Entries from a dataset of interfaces

-------------------------

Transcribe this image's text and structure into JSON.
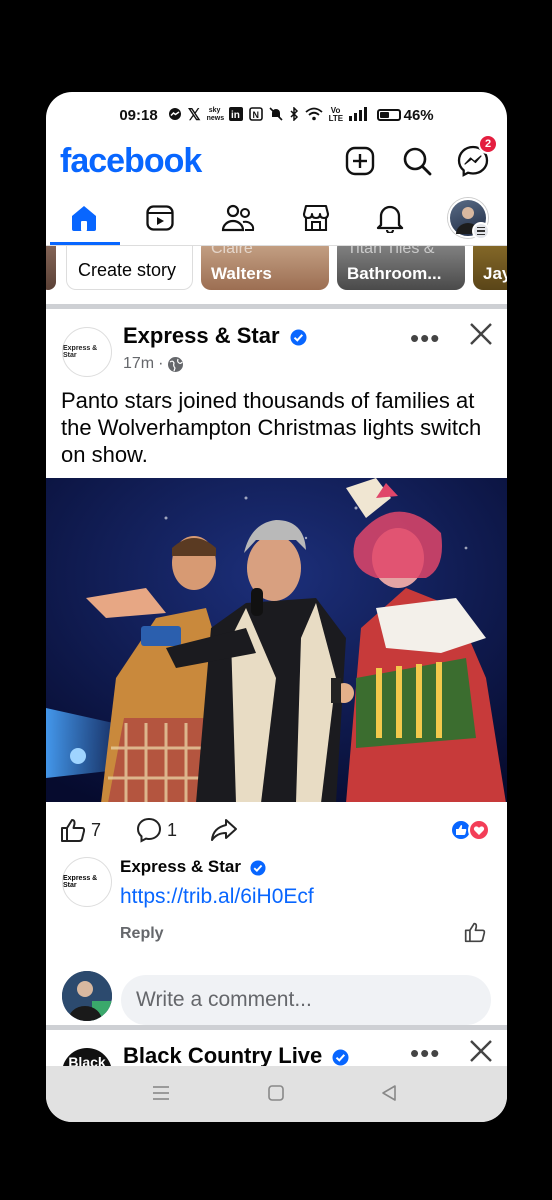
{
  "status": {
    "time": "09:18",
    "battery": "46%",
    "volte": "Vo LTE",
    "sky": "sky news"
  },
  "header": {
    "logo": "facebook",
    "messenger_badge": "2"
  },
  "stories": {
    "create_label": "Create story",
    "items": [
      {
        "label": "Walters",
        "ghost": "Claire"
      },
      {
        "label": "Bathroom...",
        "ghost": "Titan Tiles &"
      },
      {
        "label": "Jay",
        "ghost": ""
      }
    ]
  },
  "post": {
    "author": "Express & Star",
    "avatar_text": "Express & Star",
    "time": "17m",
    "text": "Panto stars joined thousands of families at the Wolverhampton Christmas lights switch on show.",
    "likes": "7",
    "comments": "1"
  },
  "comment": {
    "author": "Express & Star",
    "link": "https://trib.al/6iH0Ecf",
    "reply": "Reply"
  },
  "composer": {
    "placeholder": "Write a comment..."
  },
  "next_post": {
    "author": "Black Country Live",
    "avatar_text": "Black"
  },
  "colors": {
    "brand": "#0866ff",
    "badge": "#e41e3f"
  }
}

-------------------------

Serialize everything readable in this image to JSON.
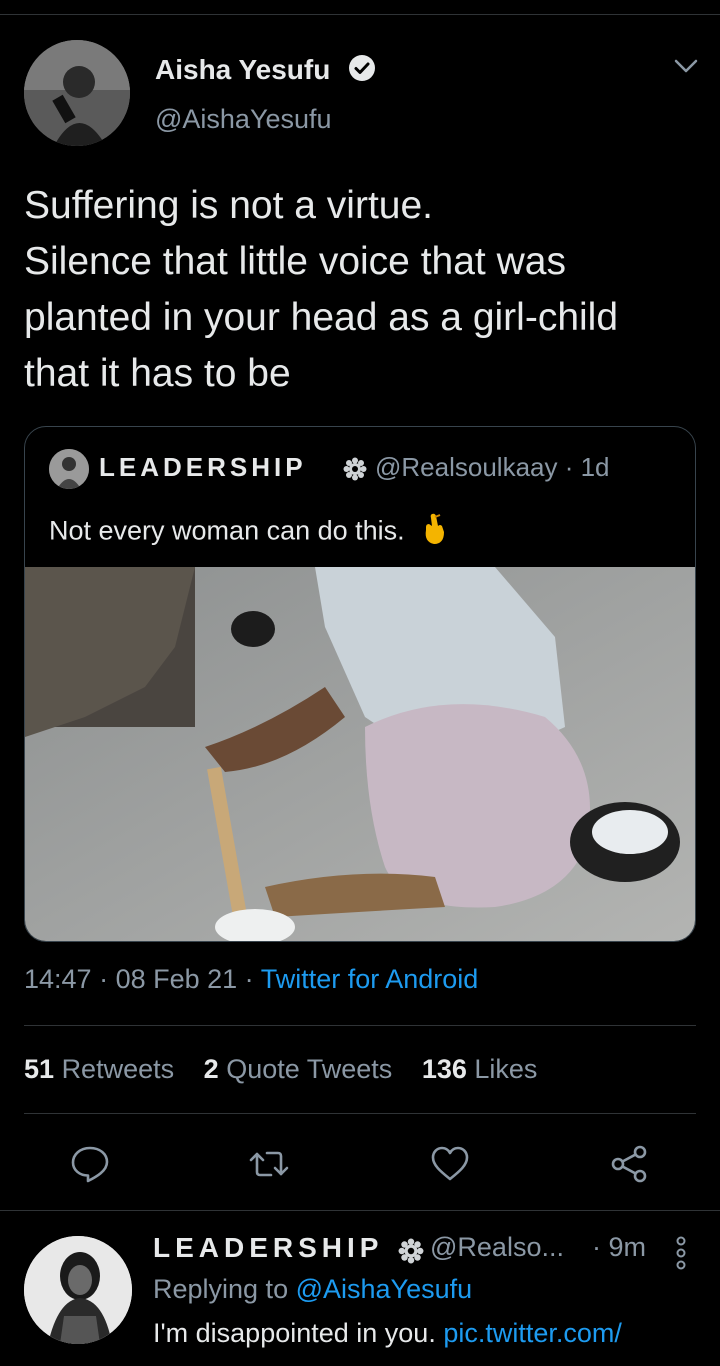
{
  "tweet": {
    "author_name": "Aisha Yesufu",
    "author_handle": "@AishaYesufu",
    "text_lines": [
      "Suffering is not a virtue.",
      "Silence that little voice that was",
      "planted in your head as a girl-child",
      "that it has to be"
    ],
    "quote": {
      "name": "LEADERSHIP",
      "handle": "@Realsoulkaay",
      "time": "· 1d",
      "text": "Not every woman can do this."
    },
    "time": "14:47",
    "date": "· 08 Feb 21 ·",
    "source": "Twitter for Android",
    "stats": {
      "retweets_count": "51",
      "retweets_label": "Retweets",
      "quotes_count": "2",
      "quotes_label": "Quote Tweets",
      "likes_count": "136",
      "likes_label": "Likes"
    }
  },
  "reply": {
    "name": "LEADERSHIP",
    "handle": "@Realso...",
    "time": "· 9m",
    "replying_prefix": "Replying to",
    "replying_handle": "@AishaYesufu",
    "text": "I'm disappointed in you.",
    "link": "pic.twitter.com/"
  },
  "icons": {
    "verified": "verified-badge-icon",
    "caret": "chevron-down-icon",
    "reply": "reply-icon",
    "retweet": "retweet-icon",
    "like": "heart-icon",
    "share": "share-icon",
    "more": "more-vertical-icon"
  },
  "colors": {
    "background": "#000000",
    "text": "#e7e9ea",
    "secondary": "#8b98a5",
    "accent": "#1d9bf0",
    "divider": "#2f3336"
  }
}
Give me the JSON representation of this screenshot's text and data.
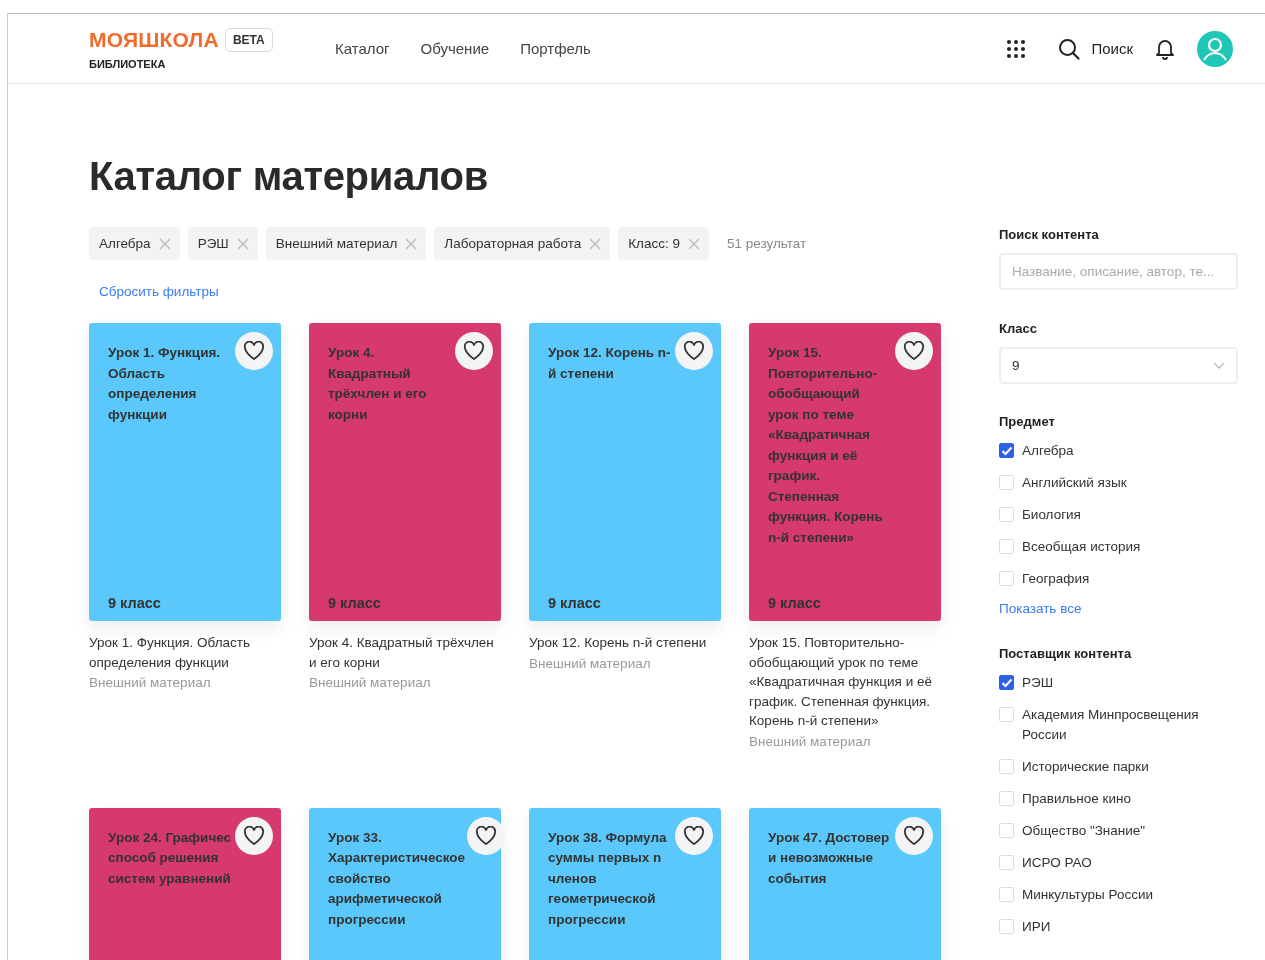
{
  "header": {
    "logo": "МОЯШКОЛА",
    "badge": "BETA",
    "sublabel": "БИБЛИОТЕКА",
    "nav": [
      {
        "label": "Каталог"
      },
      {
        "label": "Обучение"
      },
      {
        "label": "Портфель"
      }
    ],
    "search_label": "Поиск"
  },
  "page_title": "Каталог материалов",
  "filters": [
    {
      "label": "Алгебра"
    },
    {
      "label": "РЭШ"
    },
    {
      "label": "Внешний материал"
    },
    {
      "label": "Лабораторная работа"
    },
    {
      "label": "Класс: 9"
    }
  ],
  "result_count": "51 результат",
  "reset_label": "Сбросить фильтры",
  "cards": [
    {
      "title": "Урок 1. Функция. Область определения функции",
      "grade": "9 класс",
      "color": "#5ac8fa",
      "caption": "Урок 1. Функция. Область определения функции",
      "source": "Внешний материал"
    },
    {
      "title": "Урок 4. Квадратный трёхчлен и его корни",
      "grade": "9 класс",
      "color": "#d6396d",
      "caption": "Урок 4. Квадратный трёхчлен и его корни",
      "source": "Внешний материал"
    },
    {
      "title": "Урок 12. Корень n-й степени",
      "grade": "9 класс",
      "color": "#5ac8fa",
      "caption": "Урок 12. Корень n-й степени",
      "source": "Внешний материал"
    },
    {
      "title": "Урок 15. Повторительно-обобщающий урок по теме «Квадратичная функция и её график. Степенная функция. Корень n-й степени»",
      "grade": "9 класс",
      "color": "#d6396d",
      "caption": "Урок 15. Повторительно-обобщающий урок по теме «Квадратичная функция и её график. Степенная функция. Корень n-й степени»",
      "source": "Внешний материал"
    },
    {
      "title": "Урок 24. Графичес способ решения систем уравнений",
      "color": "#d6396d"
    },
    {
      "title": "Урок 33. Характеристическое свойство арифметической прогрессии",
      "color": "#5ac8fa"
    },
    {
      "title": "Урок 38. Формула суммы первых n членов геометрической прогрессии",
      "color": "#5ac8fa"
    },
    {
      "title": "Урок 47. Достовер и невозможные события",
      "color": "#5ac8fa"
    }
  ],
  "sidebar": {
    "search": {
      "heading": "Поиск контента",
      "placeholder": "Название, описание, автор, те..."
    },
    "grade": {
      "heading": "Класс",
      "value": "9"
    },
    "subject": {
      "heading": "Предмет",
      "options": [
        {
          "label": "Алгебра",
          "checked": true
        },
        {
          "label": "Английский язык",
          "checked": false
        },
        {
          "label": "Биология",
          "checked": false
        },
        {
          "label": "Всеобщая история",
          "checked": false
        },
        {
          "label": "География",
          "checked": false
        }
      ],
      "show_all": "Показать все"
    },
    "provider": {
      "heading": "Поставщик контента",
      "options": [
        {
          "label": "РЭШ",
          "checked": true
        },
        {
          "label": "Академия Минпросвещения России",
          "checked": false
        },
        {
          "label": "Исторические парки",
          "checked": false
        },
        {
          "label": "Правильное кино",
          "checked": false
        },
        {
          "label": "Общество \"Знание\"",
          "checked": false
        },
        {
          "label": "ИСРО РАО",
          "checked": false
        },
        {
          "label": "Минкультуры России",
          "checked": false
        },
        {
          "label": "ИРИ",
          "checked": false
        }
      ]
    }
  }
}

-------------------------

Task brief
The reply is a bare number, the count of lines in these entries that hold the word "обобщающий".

Reply
2